After years of being left behind, more Americans are getting a good job, especially those who have had the toughest time finding work. With low unemployment and a resurgence of confidence, more workers are looking for better jobs, and more people are coming off the sidelines. This is what broad and inclusive growth looks like. Here are some snapshots of how more people are climbing the ladder of opportunity:

  • Less experienced workers have a better shot at good jobs. “Americans looking to land a first job or break into a dream career face their best odds of success in years,” The Wall Street Journal reports. That’s because more employers are abandoning strict requirements, including college degrees, to attract entry-level workers. And it’s working. The New York Times notes that the unemployment rate among those without a high school degree has dropped to a record low. “You definitely get the sense that employers are willing to look at workers they haven’t looked at in the past,” Martha Gimbel, the director of economic research for, said.
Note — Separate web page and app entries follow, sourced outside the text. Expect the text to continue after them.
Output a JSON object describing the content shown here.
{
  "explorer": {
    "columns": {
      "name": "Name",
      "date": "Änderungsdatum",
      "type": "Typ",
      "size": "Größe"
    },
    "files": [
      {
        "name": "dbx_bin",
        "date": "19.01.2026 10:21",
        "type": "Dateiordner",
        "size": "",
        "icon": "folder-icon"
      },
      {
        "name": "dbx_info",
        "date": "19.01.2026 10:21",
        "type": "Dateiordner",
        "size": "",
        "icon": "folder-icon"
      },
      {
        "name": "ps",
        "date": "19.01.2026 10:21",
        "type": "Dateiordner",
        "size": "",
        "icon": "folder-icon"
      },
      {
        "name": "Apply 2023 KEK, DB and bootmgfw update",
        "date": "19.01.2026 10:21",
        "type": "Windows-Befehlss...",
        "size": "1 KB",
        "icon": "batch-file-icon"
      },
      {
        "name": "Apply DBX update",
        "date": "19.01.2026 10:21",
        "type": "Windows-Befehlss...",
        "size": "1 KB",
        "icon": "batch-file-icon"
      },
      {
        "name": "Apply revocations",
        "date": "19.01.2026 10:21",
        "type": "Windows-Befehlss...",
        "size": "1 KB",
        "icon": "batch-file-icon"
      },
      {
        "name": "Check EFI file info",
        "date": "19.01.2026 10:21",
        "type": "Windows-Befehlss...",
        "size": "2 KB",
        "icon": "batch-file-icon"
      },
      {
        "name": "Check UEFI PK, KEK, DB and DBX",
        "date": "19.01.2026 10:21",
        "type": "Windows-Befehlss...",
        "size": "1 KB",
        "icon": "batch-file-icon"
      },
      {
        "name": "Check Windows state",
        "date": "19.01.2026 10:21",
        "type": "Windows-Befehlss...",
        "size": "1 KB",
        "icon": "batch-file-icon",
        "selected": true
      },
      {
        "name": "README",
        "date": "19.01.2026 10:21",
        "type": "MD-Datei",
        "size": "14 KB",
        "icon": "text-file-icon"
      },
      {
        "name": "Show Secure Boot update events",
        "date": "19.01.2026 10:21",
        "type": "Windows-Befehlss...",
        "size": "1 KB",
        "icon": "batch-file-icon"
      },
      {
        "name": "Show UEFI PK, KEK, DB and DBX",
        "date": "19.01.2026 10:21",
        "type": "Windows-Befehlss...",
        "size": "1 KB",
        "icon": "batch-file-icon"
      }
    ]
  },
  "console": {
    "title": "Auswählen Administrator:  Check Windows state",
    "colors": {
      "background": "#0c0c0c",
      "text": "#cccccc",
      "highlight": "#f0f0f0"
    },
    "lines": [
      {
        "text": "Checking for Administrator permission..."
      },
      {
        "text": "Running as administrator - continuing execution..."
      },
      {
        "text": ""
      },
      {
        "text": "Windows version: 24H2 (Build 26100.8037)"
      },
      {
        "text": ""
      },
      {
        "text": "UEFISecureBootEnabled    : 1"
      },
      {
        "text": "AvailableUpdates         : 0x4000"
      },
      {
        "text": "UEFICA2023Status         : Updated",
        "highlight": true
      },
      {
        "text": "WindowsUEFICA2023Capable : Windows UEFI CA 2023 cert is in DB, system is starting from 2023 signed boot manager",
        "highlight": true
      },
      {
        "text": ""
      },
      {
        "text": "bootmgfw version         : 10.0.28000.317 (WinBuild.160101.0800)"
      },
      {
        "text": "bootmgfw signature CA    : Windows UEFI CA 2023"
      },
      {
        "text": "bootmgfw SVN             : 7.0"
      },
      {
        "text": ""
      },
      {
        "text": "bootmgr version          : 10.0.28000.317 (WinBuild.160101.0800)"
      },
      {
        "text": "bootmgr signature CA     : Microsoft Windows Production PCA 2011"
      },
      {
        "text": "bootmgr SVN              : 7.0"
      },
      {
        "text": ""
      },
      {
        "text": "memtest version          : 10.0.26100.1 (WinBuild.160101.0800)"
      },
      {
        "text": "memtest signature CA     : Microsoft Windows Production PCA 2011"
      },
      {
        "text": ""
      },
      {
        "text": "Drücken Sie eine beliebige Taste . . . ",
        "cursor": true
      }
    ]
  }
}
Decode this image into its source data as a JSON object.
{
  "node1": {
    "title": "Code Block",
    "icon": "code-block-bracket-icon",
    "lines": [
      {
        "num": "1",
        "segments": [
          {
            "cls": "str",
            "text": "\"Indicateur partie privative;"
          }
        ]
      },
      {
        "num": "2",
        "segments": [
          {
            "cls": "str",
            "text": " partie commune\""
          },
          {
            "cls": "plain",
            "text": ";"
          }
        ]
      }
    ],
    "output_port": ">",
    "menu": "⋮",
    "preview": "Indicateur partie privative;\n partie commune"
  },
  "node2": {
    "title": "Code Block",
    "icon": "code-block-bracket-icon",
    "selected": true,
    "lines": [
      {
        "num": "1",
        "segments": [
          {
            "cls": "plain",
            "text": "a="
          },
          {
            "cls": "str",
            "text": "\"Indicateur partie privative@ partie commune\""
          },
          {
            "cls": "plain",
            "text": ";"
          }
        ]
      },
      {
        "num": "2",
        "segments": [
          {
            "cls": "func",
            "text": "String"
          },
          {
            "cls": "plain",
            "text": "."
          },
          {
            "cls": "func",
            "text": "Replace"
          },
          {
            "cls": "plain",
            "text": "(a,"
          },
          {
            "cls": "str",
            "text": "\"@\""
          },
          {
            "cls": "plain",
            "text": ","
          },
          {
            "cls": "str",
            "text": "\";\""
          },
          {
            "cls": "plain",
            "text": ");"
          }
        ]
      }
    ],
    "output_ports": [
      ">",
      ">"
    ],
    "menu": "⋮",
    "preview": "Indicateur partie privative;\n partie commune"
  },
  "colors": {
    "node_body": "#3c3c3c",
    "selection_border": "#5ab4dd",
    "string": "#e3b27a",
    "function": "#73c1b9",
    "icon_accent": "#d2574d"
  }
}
  • Summer jobs are turning into permanent jobs. USA TODAY recently reported on how employers are asking more seasonal workers to stay on full-time:  “The efforts are happening across age groups and industries, from high school graduates in restaurant and retail jobs to college interns in white-collar fields such as accounting, marketing and data analysis. “It makes me feel on top of the world,” said Jill Whitehead, who after years of piecing together work, saw her temporary gig with a market research company in West Chester, PA turn into a permanent job.
  • People with disabilities are finding more opportunities. The South Bend Tribune reports on a growing trend in the Midwest and around the country: “With unemployment rates hovering near historic lows, businesses have been more willing than ever to reach out to Goodwill, Logan, Corvilla, ADEC and other nonprofit agencies in the region that train and place individuals with disabilities to work in businesses.” The paper talked to Andy Bennett, a local Target employee who got a job through this program: “I love retail because I like helping the guests and talking to people.”
  • More people are leaving their jobs voluntarily to find better ones. More Americans are quitting their jobs voluntarily, at a level we haven't seen since the spring of 2001. It's a "sign of confidence in the labor market," Reuters notes. The Illinois Department of Employment Security's Bob Gough said: “If you are looking for a better job right now, it really is your market now more than we’ve seen in quite some time.
  • Workers are finding more jobs in stores and factories. Two industries typically treated to all sorts of pessimism—retailers and manufacturers—are having a big resurgence, expanding and hiring more people. Retailers are adding 12,000 jobs per month this year, and “the pace of factory hiring more than doubled this year compared with the first seven months of 2017,” The Wall Street Journal notes. The CEO of Ace Hardware, John Venhuizen, told the paper, “There’s no doubt that the low unemployment rate, rising household spending and lower taxes are benefiting sales.”
  • Some regions are already seeing full employment. The Atlantic looked at Des Moines as an example of a metropolitan region where the competition for workers has led to higher wages and benefits: “Full employment has a remarkable way of improving the lives of low-wage workers and drawing new individuals into the labor force.” Elisabeth Buck, head of the United Way of Central Iowa, said, “It does feel like things are a little different in the last year.”

Better off now. We’ve come a long way in a relatively short period of time, whether it’s from December when Democrats said tax reform would mean ‘the end of the world,’ or from two years ago when our economy was stuck, with too many workers and too much capital on the sidelines. Now our economy is seeing real growth again, and more people are getting a chance to work and do what they love. Learn more at